►
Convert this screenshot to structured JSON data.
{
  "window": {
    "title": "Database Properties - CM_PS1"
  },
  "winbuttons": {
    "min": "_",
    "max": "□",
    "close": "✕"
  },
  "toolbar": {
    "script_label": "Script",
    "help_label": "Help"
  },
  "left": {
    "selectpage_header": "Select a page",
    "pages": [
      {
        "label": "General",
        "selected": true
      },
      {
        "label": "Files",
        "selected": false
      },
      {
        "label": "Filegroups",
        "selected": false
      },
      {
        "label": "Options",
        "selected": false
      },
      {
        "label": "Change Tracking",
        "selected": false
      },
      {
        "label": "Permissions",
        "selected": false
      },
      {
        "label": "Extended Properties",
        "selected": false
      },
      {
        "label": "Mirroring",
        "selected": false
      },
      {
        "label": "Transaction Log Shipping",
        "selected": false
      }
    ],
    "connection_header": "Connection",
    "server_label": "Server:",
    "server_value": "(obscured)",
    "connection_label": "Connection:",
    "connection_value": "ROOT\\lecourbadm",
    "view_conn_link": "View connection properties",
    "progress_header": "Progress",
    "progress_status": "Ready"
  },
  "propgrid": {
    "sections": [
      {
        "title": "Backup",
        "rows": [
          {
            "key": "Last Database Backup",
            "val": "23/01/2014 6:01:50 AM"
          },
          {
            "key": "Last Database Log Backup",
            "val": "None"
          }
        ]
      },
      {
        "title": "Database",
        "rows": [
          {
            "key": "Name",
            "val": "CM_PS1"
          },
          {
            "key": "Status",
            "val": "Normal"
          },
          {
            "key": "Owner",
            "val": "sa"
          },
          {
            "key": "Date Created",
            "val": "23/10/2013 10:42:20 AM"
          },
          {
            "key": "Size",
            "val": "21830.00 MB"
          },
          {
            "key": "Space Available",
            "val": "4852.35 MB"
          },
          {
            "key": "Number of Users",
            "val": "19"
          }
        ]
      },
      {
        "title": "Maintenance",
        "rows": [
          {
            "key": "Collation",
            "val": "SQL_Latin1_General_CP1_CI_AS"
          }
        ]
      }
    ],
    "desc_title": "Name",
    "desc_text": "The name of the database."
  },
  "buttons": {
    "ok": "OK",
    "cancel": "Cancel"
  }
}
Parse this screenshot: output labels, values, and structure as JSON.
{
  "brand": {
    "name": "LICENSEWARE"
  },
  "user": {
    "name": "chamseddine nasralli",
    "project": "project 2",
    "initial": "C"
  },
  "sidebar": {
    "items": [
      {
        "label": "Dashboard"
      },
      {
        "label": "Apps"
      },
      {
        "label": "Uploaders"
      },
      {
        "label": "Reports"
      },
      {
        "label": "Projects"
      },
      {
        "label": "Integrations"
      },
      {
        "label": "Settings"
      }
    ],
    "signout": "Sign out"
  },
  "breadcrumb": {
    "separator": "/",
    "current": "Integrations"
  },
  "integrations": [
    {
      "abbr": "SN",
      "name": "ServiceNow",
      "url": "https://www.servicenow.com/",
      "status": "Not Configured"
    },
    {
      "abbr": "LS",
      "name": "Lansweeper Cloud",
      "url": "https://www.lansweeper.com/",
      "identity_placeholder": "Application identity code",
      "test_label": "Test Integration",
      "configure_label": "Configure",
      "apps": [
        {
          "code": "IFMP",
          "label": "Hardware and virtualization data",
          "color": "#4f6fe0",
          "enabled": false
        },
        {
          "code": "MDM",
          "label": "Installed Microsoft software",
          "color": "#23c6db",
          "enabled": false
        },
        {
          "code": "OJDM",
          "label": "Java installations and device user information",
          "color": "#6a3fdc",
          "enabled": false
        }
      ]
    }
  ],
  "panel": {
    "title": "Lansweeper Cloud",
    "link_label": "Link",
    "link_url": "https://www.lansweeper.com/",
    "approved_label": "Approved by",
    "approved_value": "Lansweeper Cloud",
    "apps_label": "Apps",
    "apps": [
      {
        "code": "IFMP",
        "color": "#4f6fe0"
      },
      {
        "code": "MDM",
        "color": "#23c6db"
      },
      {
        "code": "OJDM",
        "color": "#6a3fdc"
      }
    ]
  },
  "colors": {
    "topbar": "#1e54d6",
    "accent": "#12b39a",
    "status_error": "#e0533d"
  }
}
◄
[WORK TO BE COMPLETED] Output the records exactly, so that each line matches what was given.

[OUTPUT]
Convert this screenshot to structured JSON data.
{
  "window": {
    "title": "Database Properties - CM_PS1"
  },
  "winbuttons": {
    "min": "_",
    "max": "□",
    "close": "✕"
  },
  "toolbar": {
    "script_label": "Script",
    "help_label": "Help"
  },
  "left": {
    "selectpage_header": "Select a page",
    "pages": [
      {
        "label": "General",
        "selected": true
      },
      {
        "label": "Files",
        "selected": false
      },
      {
        "label": "Filegroups",
        "selected": false
      },
      {
        "label": "Options",
        "selected": false
      },
      {
        "label": "Change Tracking",
        "selected": false
      },
      {
        "label": "Permissions",
        "selected": false
      },
      {
        "label": "Extended Properties",
        "selected": false
      },
      {
        "label": "Mirroring",
        "selected": false
      },
      {
        "label": "Transaction Log Shipping",
        "selected": false
      }
    ],
    "connection_header": "Connection",
    "server_label": "Server:",
    "server_value": "(obscured)",
    "connection_label": "Connection:",
    "connection_value": "ROOT\\lecourbadm",
    "view_conn_link": "View connection properties",
    "progress_header": "Progress",
    "progress_status": "Ready"
  },
  "propgrid": {
    "sections": [
      {
        "title": "Backup",
        "rows": [
          {
            "key": "Last Database Backup",
            "val": "23/01/2014 6:01:50 AM"
          },
          {
            "key": "Last Database Log Backup",
            "val": "None"
          }
        ]
      },
      {
        "title": "Database",
        "rows": [
          {
            "key": "Name",
            "val": "CM_PS1"
          },
          {
            "key": "Status",
            "val": "Normal"
          },
          {
            "key": "Owner",
            "val": "sa"
          },
          {
            "key": "Date Created",
            "val": "23/10/2013 10:42:20 AM"
          },
          {
            "key": "Size",
            "val": "21830.00 MB"
          },
          {
            "key": "Space Available",
            "val": "4852.35 MB"
          },
          {
            "key": "Number of Users",
            "val": "19"
          }
        ]
      },
      {
        "title": "Maintenance",
        "rows": [
          {
            "key": "Collation",
            "val": "SQL_Latin1_General_CP1_CI_AS"
          }
        ]
      }
    ],
    "desc_title": "Name",
    "desc_text": "The name of the database."
  },
  "buttons": {
    "ok": "OK",
    "cancel": "Cancel"
  }
}
Parse this screenshot: output labels, values, and structure as JSON.
{
  "brand": {
    "name": "LICENSEWARE"
  },
  "user": {
    "name": "chamseddine nasralli",
    "project": "project 2",
    "initial": "C"
  },
  "sidebar": {
    "items": [
      {
        "label": "Dashboard"
      },
      {
        "label": "Apps"
      },
      {
        "label": "Uploaders"
      },
      {
        "label": "Reports"
      },
      {
        "label": "Projects"
      },
      {
        "label": "Integrations"
      },
      {
        "label": "Settings"
      }
    ],
    "signout": "Sign out"
  },
  "breadcrumb": {
    "separator": "/",
    "current": "Integrations"
  },
  "integrations": [
    {
      "abbr": "SN",
      "name": "ServiceNow",
      "url": "https://www.servicenow.com/",
      "status": "Not Configured"
    },
    {
      "abbr": "LS",
      "name": "Lansweeper Cloud",
      "url": "https://www.lansweeper.com/",
      "identity_placeholder": "Application identity code",
      "test_label": "Test Integration",
      "configure_label": "Configure",
      "apps": [
        {
          "code": "IFMP",
          "label": "Hardware and virtualization data",
          "color": "#4f6fe0",
          "enabled": false
        },
        {
          "code": "MDM",
          "label": "Installed Microsoft software",
          "color": "#23c6db",
          "enabled": false
        },
        {
          "code": "OJDM",
          "label": "Java installations and device user information",
          "color": "#6a3fdc",
          "enabled": false
        }
      ]
    }
  ],
  "panel": {
    "title": "Lansweeper Cloud",
    "link_label": "Link",
    "link_url": "https://www.lansweeper.com/",
    "approved_label": "Approved by",
    "approved_value": "Lansweeper Cloud",
    "apps_label": "Apps",
    "apps": [
      {
        "code": "IFMP",
        "color": "#4f6fe0"
      },
      {
        "code": "MDM",
        "color": "#23c6db"
      },
      {
        "code": "OJDM",
        "color": "#6a3fdc"
      }
    ]
  },
  "colors": {
    "topbar": "#1e54d6",
    "accent": "#12b39a",
    "status_error": "#e0533d"
  }
}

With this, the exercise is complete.